Negosentro | People Who Affect Transport Policy Should Take Public Transport | Picture a daily morning routine that goes like this: after a hearty breakfast and a refreshing shower, you head to the nearest train station. There’s a long queue, but nothing you haven’t seen before. You head to the platform where a multitude of people are waiting for their commute to start. The scent of your body soap is quickly replaced with a flood of assaults to your nose as you squeeze into a packed train car.
Welcome to the modern-day trenches.
Midway through the trip the operator announces a five-minute delay through the choppy acoustics. You sigh and dismiss it as just another day. By the time you get to your office, you’re exhausted.
Sadly, this is the reality for a lot of people using public transit around the world. And this is more than just an issue of comfort.
Around the world, public transit systems are riddled with issues ranging from discomfort and long wait times to lack of security and safety.
These are very concerning issues considering how the sector is the lifeblood of many metropolitan cities. It enables people who don’t own or can’t afford private vehicles to get from point A to B. It’s something that affects everyone, wherever they are on the socioeconomic ladder.
An efficient public transport system equates a fluid flow of commerce as well. With better public transport, the confidence and demeanour of entrepreneurs and investors, both domestic and foreign will also improve.
There are a lot of solutions floating out there. Some make more sense than others. This article from The Atlantic suggests replacing the subway in New York City with a fleet of autonomous vehicles running on underground pavements.
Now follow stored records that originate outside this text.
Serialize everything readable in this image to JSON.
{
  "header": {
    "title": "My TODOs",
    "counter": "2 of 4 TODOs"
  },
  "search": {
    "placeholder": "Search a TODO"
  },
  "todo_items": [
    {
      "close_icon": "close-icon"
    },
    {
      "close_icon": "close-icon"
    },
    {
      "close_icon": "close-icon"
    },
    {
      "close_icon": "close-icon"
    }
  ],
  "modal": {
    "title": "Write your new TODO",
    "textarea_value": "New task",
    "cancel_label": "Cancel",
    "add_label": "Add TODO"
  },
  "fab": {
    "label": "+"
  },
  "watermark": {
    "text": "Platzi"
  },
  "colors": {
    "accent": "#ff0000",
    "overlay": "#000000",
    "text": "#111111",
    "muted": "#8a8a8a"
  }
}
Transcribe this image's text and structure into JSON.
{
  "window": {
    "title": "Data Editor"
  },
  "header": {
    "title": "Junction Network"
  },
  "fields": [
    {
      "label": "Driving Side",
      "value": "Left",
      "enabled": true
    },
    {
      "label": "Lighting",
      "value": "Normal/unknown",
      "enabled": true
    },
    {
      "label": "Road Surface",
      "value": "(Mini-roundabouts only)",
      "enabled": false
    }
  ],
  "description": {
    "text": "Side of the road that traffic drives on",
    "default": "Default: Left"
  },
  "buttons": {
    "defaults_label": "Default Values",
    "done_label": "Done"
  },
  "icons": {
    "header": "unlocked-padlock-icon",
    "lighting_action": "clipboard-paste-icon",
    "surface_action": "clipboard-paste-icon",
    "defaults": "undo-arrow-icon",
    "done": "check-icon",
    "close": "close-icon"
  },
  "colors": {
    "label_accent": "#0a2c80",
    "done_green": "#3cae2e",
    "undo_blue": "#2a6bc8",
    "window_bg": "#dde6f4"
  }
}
This Bloomberg article, on the other hand, comments that any solution that will ultimately lower the capacity of public transport cannot be adopted because it will only result in exclusion for the poorer members of society.
These papers from the United Nations Economic and Social Commission for Asia and Pacific and the Union Internationale des Transports Publics are suggesting more sustainable updates to the current public transport.
They detail the lowered cost and increased economic efficiency of pulling away from private transport into more sustainable public transportation. However, both papers admit that it will take substantial investments for them to work.
UNESCAP claims that the benefits outweigh the cost, stating how 36,000 American jobs are created for every $1 billion spent on improving public transit. The article further states how this is significantly more advantageous than investing in the construction and maintenance of costly road infrastructures that don’t readily address congestion in most of the world.
The success of public transportation relies on both the relevance and impact of policies and the patronage of the public. However, policy makers and the users of public transit systems don’t necessarily have the same view on matters. In fact, this study commissioned by the Government Transport Authority of New Zealand found a lot of mismatches between the expectations and priorities of the public and the policy makers.
But there is progress. There are a number of policy makers that are taking the cue and experiencing public transport for themselves. Singapore’s Neo Kian Hong, chairman and CEO of SMRT Corporation, for example, has promised to take public transport instead of using his private vehicle.
With the people capable of enacting change side by side with the public on the trenches, it will be very interesting to see what kind of realizations and solutions they can come up with.